This is an extract of github as of 23/10/2018. It might get outdated as developers update github.
It turns lists view into more visual list of items, articles, anything you’d like :
To (for example)
What are the available options (from pnp developers) to format a view ? The full list is on this post
Below is the list as of 09.09.2018
This example uses the
rowFormatter element, which totally overrides the rendering of a list view row. The
rowFormatter in this example creates a bounding
<div /> box for every list view row. Inside this bounding box, the
$Feedback fields are displayed on separate lines. Under those fields, a
button element is displayed that, when clicked, does the same thing as clicking the list row in an uncustomized view, which is opening the property form for the item. This
button is displayed conditionally, when the value of the
$Assigned_x0020_To field (assumed to be a person/group field) matches the current signed-in user.
Allow to specify a class with a more simple syntax of json
“additionalRowClass”: “=if([$Status] == ‘Done’, ‘sp-field-severity–good’, if([$Status] == ‘In progress’, ‘sp-field-severity–low’ ,if([$Status] == ‘In review’,’sp-field-severity–warning’, if([$Status] == ‘Blocked’,’sp-field-severity–blocked’, ”))”
SharePoint is at its best when using lightweight structure and process to organize content and keep things moving forward. New to Document Libraries is an out of the box Flow that allows you to quickly request a member of your team to sign off on a document in a Dcument Library. This sample defines a custom view to bring focus to the files that need to be approved. It also provides a better visual indication of where documents are in the process and which ones require action.
###Desktop and tablet view
Color-coded score ranges (risk-score-viewformat.json)
A number column is evaluated against tiers of values to provide colors corresponding to score ranges. This format provides 4 ranges:
|value >= 16||Red|
|16 > value >= 12||OrangeLighter|
|12 > value >= 8||Yellow|
|value < 8||Green|
You can easily adjust the values/colors to provide your own ranges. You can also add or remove nested conditions to increase or decrease the number of ranges needed.
Summary – (ryg-status-viewformat.json)
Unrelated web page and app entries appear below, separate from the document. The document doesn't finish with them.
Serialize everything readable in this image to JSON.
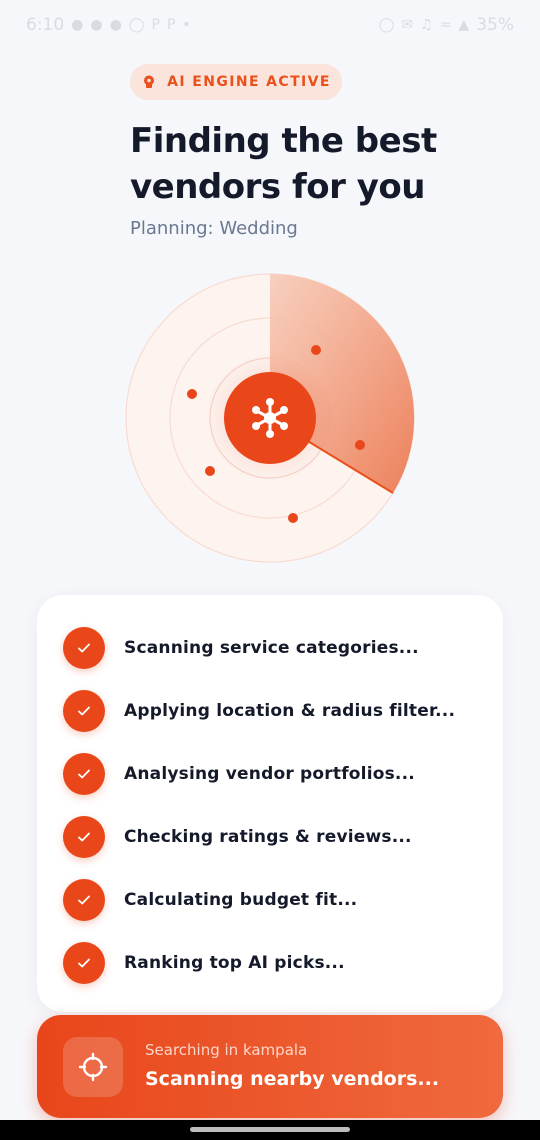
{
  "status_bar": {
    "time": "6:10",
    "left_icons": [
      "snapchat-icon",
      "snapchat-icon",
      "snapchat-icon",
      "alarm-icon",
      "p-icon",
      "p-icon",
      "dot-icon"
    ],
    "right_icons": [
      "alarm-icon",
      "mail-icon",
      "mute-icon",
      "wifi-icon",
      "signal-icon"
    ],
    "battery": "35%"
  },
  "badge": {
    "label": "AI ENGINE ACTIVE",
    "icon": "brain-icon"
  },
  "title": "Finding the best vendors for you",
  "subtitle": "Planning: Wedding",
  "radar": {
    "center_icon": "network-hub-icon",
    "accent": "#e9471a"
  },
  "checklist": {
    "items": [
      {
        "label": "Scanning service categories...",
        "done": true
      },
      {
        "label": "Applying location & radius filter...",
        "done": true
      },
      {
        "label": "Analysing vendor portfolios...",
        "done": true
      },
      {
        "label": "Checking ratings & reviews...",
        "done": true
      },
      {
        "label": "Calculating budget fit...",
        "done": true
      },
      {
        "label": "Ranking top AI picks...",
        "done": true
      }
    ]
  },
  "banner": {
    "icon": "crosshair-icon",
    "sub": "Searching in kampala",
    "main": "Scanning nearby vendors..."
  },
  "colors": {
    "accent": "#e9471a",
    "background": "#f6f7fb",
    "text": "#151a2b",
    "muted": "#6a7890"
  }
}
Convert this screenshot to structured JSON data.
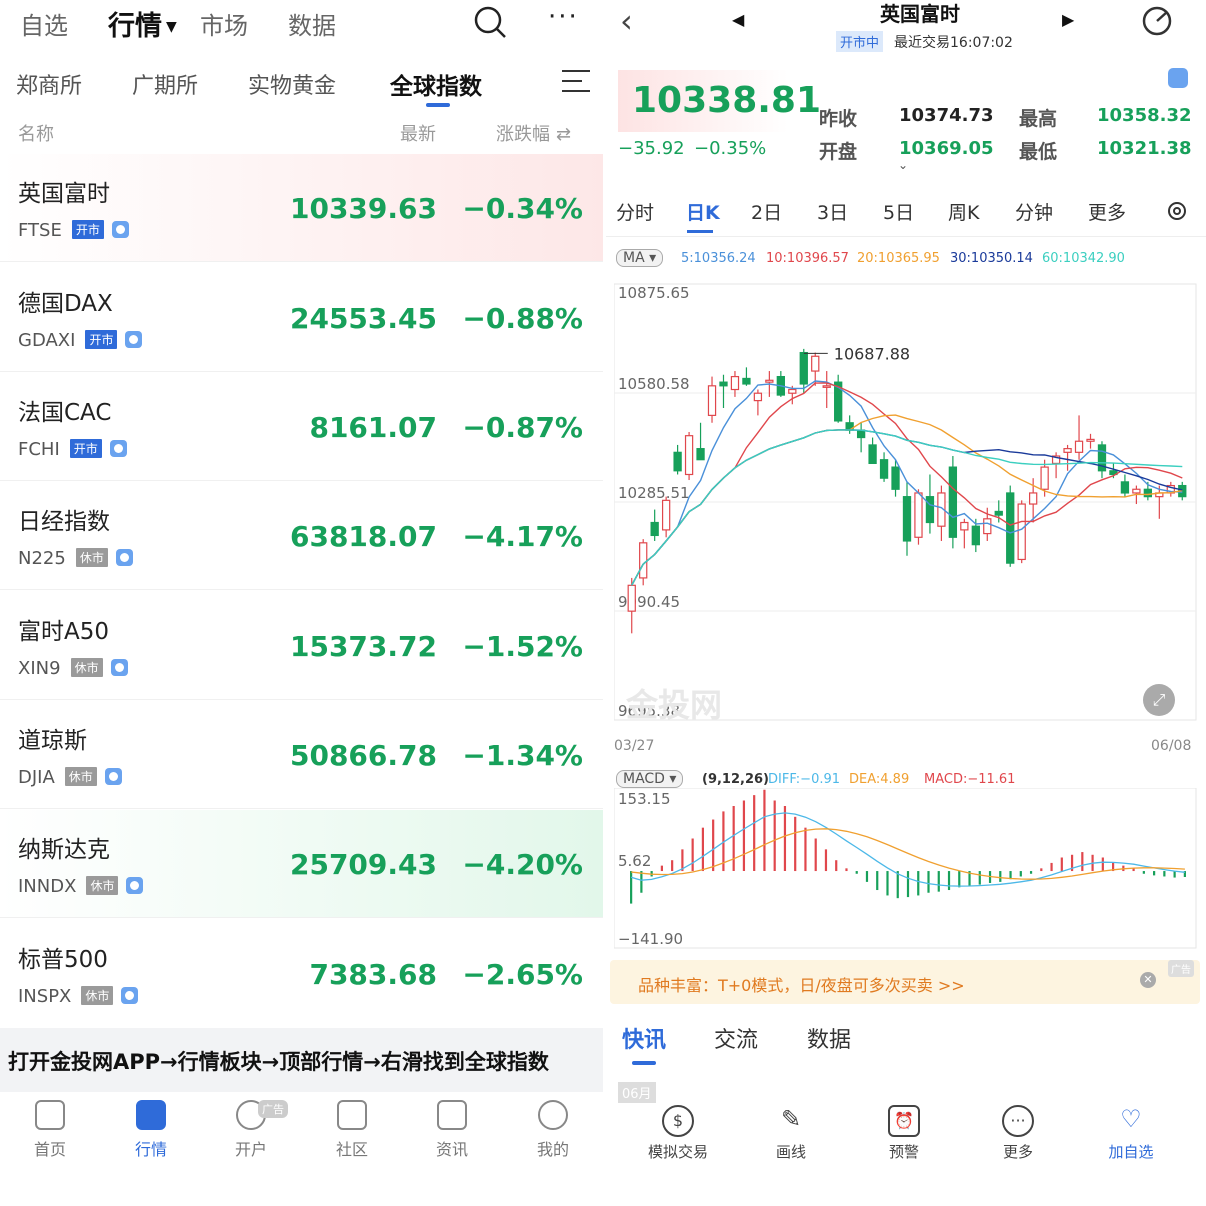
{
  "left": {
    "top_tabs": [
      "自选",
      "行情",
      "市场",
      "数据"
    ],
    "active_top_tab": "行情",
    "sub_tabs": [
      "郑商所",
      "广期所",
      "实物黄金",
      "全球指数"
    ],
    "active_sub_tab": "全球指数",
    "col_headers": {
      "name": "名称",
      "latest": "最新",
      "change": "涨跌幅"
    },
    "rows": [
      {
        "name": "英国富时",
        "code": "FTSE",
        "status": "开市",
        "price": "10339.63",
        "pct": "−0.34%",
        "highlight": "red"
      },
      {
        "name": "德国DAX",
        "code": "GDAXI",
        "status": "开市",
        "price": "24553.45",
        "pct": "−0.88%",
        "highlight": ""
      },
      {
        "name": "法国CAC",
        "code": "FCHI",
        "status": "开市",
        "price": "8161.07",
        "pct": "−0.87%",
        "highlight": ""
      },
      {
        "name": "日经指数",
        "code": "N225",
        "status": "休市",
        "price": "63818.07",
        "pct": "−4.17%",
        "highlight": ""
      },
      {
        "name": "富时A50",
        "code": "XIN9",
        "status": "休市",
        "price": "15373.72",
        "pct": "−1.52%",
        "highlight": ""
      },
      {
        "name": "道琼斯",
        "code": "DJIA",
        "status": "休市",
        "price": "50866.78",
        "pct": "−1.34%",
        "highlight": ""
      },
      {
        "name": "纳斯达克",
        "code": "INNDX",
        "status": "休市",
        "price": "25709.43",
        "pct": "−4.20%",
        "highlight": "green"
      },
      {
        "name": "标普500",
        "code": "INSPX",
        "status": "休市",
        "price": "7383.68",
        "pct": "−2.65%",
        "highlight": ""
      }
    ],
    "instruction": "打开金投网APP→行情板块→顶部行情→右滑找到全球指数",
    "bottom_nav": [
      "首页",
      "行情",
      "开户",
      "社区",
      "资讯",
      "我的"
    ],
    "active_nav": "行情",
    "ad_badge": "广告"
  },
  "right": {
    "title": "英国富时",
    "status_badge": "开市中",
    "last_trade": "最近交易16:07:02",
    "price": "10338.81",
    "change": "−35.92",
    "change_pct": "−0.35%",
    "stats": {
      "prev_close_label": "昨收",
      "prev_close": "10374.73",
      "open_label": "开盘",
      "open": "10369.05",
      "high_label": "最高",
      "high": "10358.32",
      "low_label": "最低",
      "low": "10321.38"
    },
    "periods": [
      "分时",
      "日K",
      "2日",
      "3日",
      "5日",
      "周K",
      "分钟",
      "更多"
    ],
    "active_period": "日K",
    "ma_label": "MA",
    "ma_values": [
      {
        "text": "5:10356.24",
        "color": "#4a90d9"
      },
      {
        "text": "10:10396.57",
        "color": "#e0474c"
      },
      {
        "text": "20:10365.95",
        "color": "#f0a030"
      },
      {
        "text": "30:10350.14",
        "color": "#1a3a9a"
      },
      {
        "text": "60:10342.90",
        "color": "#3ccfc0"
      }
    ],
    "price_axis": [
      "10875.65",
      "10580.58",
      "10285.51",
      "9990.45",
      "9695.38"
    ],
    "max_label": "10687.88",
    "date_start": "03/27",
    "date_end": "06/08",
    "watermark": "金投网",
    "macd_label": "MACD",
    "macd_params": "(9,12,26)",
    "macd_values": [
      {
        "text": "DIFF:−0.91",
        "color": "#4cb8e8"
      },
      {
        "text": "DEA:4.89",
        "color": "#f0a030"
      },
      {
        "text": "MACD:−11.61",
        "color": "#e0474c"
      }
    ],
    "macd_axis": [
      "153.15",
      "5.62",
      "−141.90"
    ],
    "banner_text": "品种丰富：T+0模式，日/夜盘可多次买卖 >>",
    "banner_ad": "广告",
    "news_tabs": [
      "快讯",
      "交流",
      "数据"
    ],
    "active_news_tab": "快讯",
    "month_label": "06月",
    "tools": [
      "模拟交易",
      "画线",
      "预警",
      "更多",
      "加自选"
    ]
  },
  "chart_data": [
    {
      "type": "candlestick",
      "title": "英国富时 日K",
      "x_range": [
        "03/27",
        "06/08"
      ],
      "ylim": [
        9695.38,
        10875.65
      ],
      "y_ticks": [
        10875.65,
        10580.58,
        10285.51,
        9990.45,
        9695.38
      ],
      "max_marker": 10687.88,
      "candles": [
        {
          "o": 9990,
          "h": 10080,
          "l": 9930,
          "c": 10060
        },
        {
          "o": 10080,
          "h": 10185,
          "l": 10060,
          "c": 10175
        },
        {
          "o": 10230,
          "h": 10265,
          "l": 10180,
          "c": 10195
        },
        {
          "o": 10210,
          "h": 10300,
          "l": 10190,
          "c": 10290
        },
        {
          "o": 10420,
          "h": 10440,
          "l": 10360,
          "c": 10370
        },
        {
          "o": 10360,
          "h": 10475,
          "l": 10345,
          "c": 10465
        },
        {
          "o": 10430,
          "h": 10500,
          "l": 10400,
          "c": 10400
        },
        {
          "o": 10520,
          "h": 10625,
          "l": 10500,
          "c": 10600
        },
        {
          "o": 10610,
          "h": 10630,
          "l": 10540,
          "c": 10600
        },
        {
          "o": 10590,
          "h": 10640,
          "l": 10570,
          "c": 10625
        },
        {
          "o": 10620,
          "h": 10650,
          "l": 10600,
          "c": 10605
        },
        {
          "o": 10560,
          "h": 10590,
          "l": 10520,
          "c": 10580
        },
        {
          "o": 10610,
          "h": 10640,
          "l": 10570,
          "c": 10615
        },
        {
          "o": 10625,
          "h": 10640,
          "l": 10570,
          "c": 10575
        },
        {
          "o": 10580,
          "h": 10600,
          "l": 10550,
          "c": 10590
        },
        {
          "o": 10690,
          "h": 10700,
          "l": 10580,
          "c": 10605
        },
        {
          "o": 10640,
          "h": 10690,
          "l": 10600,
          "c": 10680
        },
        {
          "o": 10600,
          "h": 10640,
          "l": 10540,
          "c": 10600
        },
        {
          "o": 10610,
          "h": 10630,
          "l": 10500,
          "c": 10505
        },
        {
          "o": 10500,
          "h": 10520,
          "l": 10470,
          "c": 10480
        },
        {
          "o": 10480,
          "h": 10500,
          "l": 10420,
          "c": 10460
        },
        {
          "o": 10440,
          "h": 10460,
          "l": 10390,
          "c": 10390
        },
        {
          "o": 10400,
          "h": 10420,
          "l": 10340,
          "c": 10350
        },
        {
          "o": 10380,
          "h": 10400,
          "l": 10300,
          "c": 10320
        },
        {
          "o": 10300,
          "h": 10340,
          "l": 10140,
          "c": 10180
        },
        {
          "o": 10190,
          "h": 10320,
          "l": 10170,
          "c": 10310
        },
        {
          "o": 10300,
          "h": 10360,
          "l": 10200,
          "c": 10230
        },
        {
          "o": 10220,
          "h": 10330,
          "l": 10180,
          "c": 10310
        },
        {
          "o": 10380,
          "h": 10410,
          "l": 10160,
          "c": 10190
        },
        {
          "o": 10210,
          "h": 10240,
          "l": 10160,
          "c": 10230
        },
        {
          "o": 10220,
          "h": 10240,
          "l": 10150,
          "c": 10170
        },
        {
          "o": 10200,
          "h": 10270,
          "l": 10180,
          "c": 10240
        },
        {
          "o": 10260,
          "h": 10290,
          "l": 10230,
          "c": 10250
        },
        {
          "o": 10310,
          "h": 10330,
          "l": 10110,
          "c": 10120
        },
        {
          "o": 10130,
          "h": 10290,
          "l": 10120,
          "c": 10280
        },
        {
          "o": 10280,
          "h": 10350,
          "l": 10230,
          "c": 10310
        },
        {
          "o": 10320,
          "h": 10400,
          "l": 10300,
          "c": 10380
        },
        {
          "o": 10390,
          "h": 10420,
          "l": 10350,
          "c": 10410
        },
        {
          "o": 10420,
          "h": 10440,
          "l": 10370,
          "c": 10430
        },
        {
          "o": 10420,
          "h": 10520,
          "l": 10400,
          "c": 10450
        },
        {
          "o": 10450,
          "h": 10470,
          "l": 10430,
          "c": 10455
        },
        {
          "o": 10440,
          "h": 10450,
          "l": 10350,
          "c": 10370
        },
        {
          "o": 10370,
          "h": 10390,
          "l": 10350,
          "c": 10360
        },
        {
          "o": 10340,
          "h": 10360,
          "l": 10300,
          "c": 10310
        },
        {
          "o": 10310,
          "h": 10330,
          "l": 10280,
          "c": 10320
        },
        {
          "o": 10320,
          "h": 10340,
          "l": 10290,
          "c": 10300
        },
        {
          "o": 10300,
          "h": 10330,
          "l": 10240,
          "c": 10310
        },
        {
          "o": 10310,
          "h": 10340,
          "l": 10300,
          "c": 10330
        },
        {
          "o": 10330,
          "h": 10340,
          "l": 10290,
          "c": 10300
        }
      ],
      "ma_lines": [
        {
          "name": "MA5",
          "color": "#4a90d9"
        },
        {
          "name": "MA10",
          "color": "#e0474c"
        },
        {
          "name": "MA20",
          "color": "#f0a030"
        },
        {
          "name": "MA30",
          "color": "#1a3a9a"
        },
        {
          "name": "MA60",
          "color": "#3ccfc0"
        }
      ]
    },
    {
      "type": "bar",
      "title": "MACD (9,12,26)",
      "ylim": [
        -141.9,
        153.15
      ],
      "y_ticks": [
        153.15,
        5.62,
        -141.9
      ],
      "values": [
        -60,
        -40,
        -10,
        10,
        20,
        40,
        60,
        80,
        95,
        110,
        120,
        130,
        140,
        150,
        130,
        120,
        100,
        80,
        60,
        40,
        20,
        5,
        -5,
        -20,
        -35,
        -45,
        -50,
        -48,
        -45,
        -40,
        -38,
        -35,
        -30,
        -28,
        -25,
        -22,
        -20,
        -15,
        -10,
        -5,
        5,
        15,
        25,
        30,
        35,
        30,
        25,
        15,
        10,
        5,
        -5,
        -8,
        -10,
        -12,
        -11
      ],
      "diff_color": "#4cb8e8",
      "dea_color": "#f0a030"
    }
  ]
}
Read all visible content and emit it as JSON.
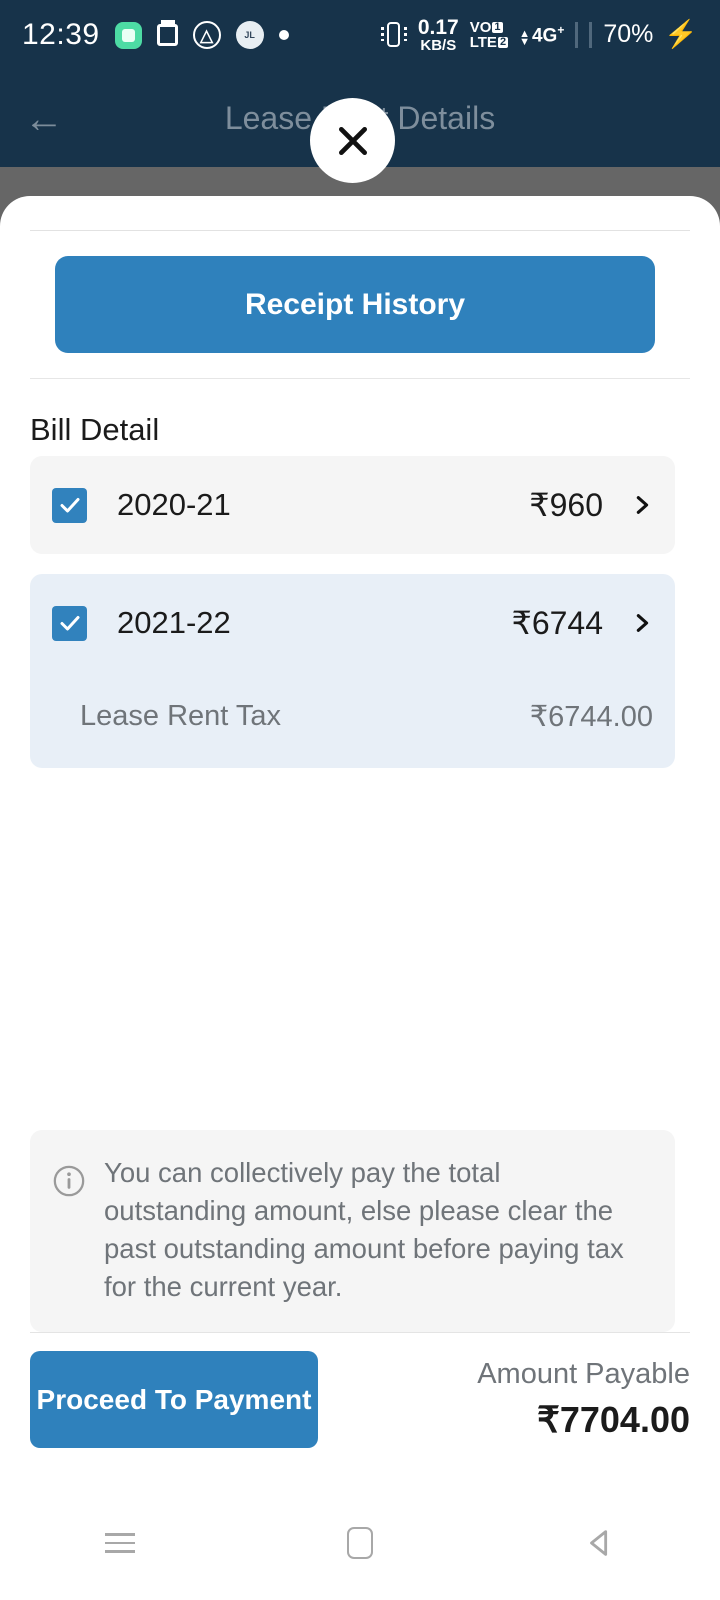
{
  "statusbar": {
    "time": "12:39",
    "icons": [
      "app-badge-icon",
      "calendar-icon",
      "triangle-circle-icon",
      "company-logo-icon",
      "dot-icon"
    ],
    "vibrate_icon": "vibrate-icon",
    "data_rate_value": "0.17",
    "data_rate_unit": "KB/S",
    "volte_top": "VO",
    "volte_bottom": "LTE",
    "sim1_badge": "1",
    "sim2_badge": "2",
    "network_type": "4G",
    "network_sup": "+",
    "battery": "70%",
    "charging_icon": "lightning-bolt-icon"
  },
  "appbar": {
    "back_icon": "arrow-left-icon",
    "title": "Lease Rent Details"
  },
  "modal": {
    "close_icon": "close-icon",
    "receipt_history_label": "Receipt History",
    "bill_detail_heading": "Bill Detail",
    "rows": [
      {
        "checked": true,
        "year": "2020-21",
        "amount": "₹960",
        "chevron_icon": "chevron-right-icon",
        "expanded": false
      },
      {
        "checked": true,
        "year": "2021-22",
        "amount": "₹6744",
        "chevron_icon": "chevron-right-icon",
        "expanded": true,
        "detail_label": "Lease Rent Tax",
        "detail_amount": "₹6744.00"
      }
    ],
    "note": {
      "icon": "info-icon",
      "text": "You can collectively pay the total outstanding amount, else please clear the past outstanding amount before paying tax for the current year."
    },
    "footer": {
      "proceed_label": "Proceed To Payment",
      "amount_label": "Amount Payable",
      "amount_value": "₹7704.00"
    }
  },
  "navbar": {
    "recents_icon": "recents-icon",
    "home_icon": "home-icon",
    "back_icon": "back-triangle-icon"
  },
  "colors": {
    "header_bg": "#17334a",
    "accent_blue": "#2f81bc",
    "checkbox_blue": "#3182bd",
    "row_gray": "#f5f5f5",
    "row_blue": "#e8eff7",
    "dim_overlay": "#666666"
  }
}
Text or choice column where the value is used to determine the color. This allows for an easy visualization of status. To use a lookup column instead, replace all occurences of [$internalfieldname] with [$internalfieldname.lookupValue].
This format uses the values Red, Yellow, Green, and Amber but you could easily extend this to fit your own color-coded system by adding or removing nested conditions.
This sample uses rowFormatter element to overrides the default formatting on the view. This view allow users to use the list as the promoted links app (including the power the security trimming on the items). This sample uses the Icons from the Microsoft UI Fabric. The name of the icon is referenced through an Icon field.
SharePoint lists are excellent places to store information. This example demonstrates how to use a custom SharePoint list to implement a marketing resources catalog. This sample defines a custom view to bring focus to the status of items in the resource catalog. It also provides a better visual experience by displaying all the data in an easy to read format by using icons, colors, and profile pictures.
SharePoint lists are excellent places to store information. This example demonstrates how to use a custom SharePoint list to manage retail stores. This sample defines a custom view to bring focus to the status of store locations. It also provides a better visual experience by displaying all the data in an easy to read format by using icons, colors, and Bing maps.
This example was adopted from a column formatting example, Conditional formatting based on the value in a text of choice field, with some important differences to apply the concept to list view rows. The column formatting example applies both an icon and a class to a column based on the value of
additionalRowClass attribute in view formatting, however, only allows you to specify a class and not an icon. Additionally, since
@currentField always resolves to the value of the Title field when referenced inside a view format, this sample refers to the
$Status field directly to determine which class to apply to the row.
Provides an example of customizing your format based on the item’s content type. When an item’s ContentType is Apple and the apple type is “Green” then green is used in the format. It it’s Apple with a different type, red is used. Otherwise, orange is used.
rowFormatter property is used to fully customize the display of rows to create a simple view of list items while easily allowing users to click on the item for additional details. The colors used for each item are applied using the Office UI Fabric color classes for themes. These classes are then applied conditionally based on an item’s content type.
ContentTypeId are always available (even when not explicitly part of your view) and can be referenced. However, ContentTypeId is the List ContentType’s Id and will be specific to the list and will require updating this value to apply the format to other sites/lists.
ContentType is available as long as it is NOT part of the view. This is a known limitation in List Formatting.
What have you used for so far ?
Last update : 11.01.2019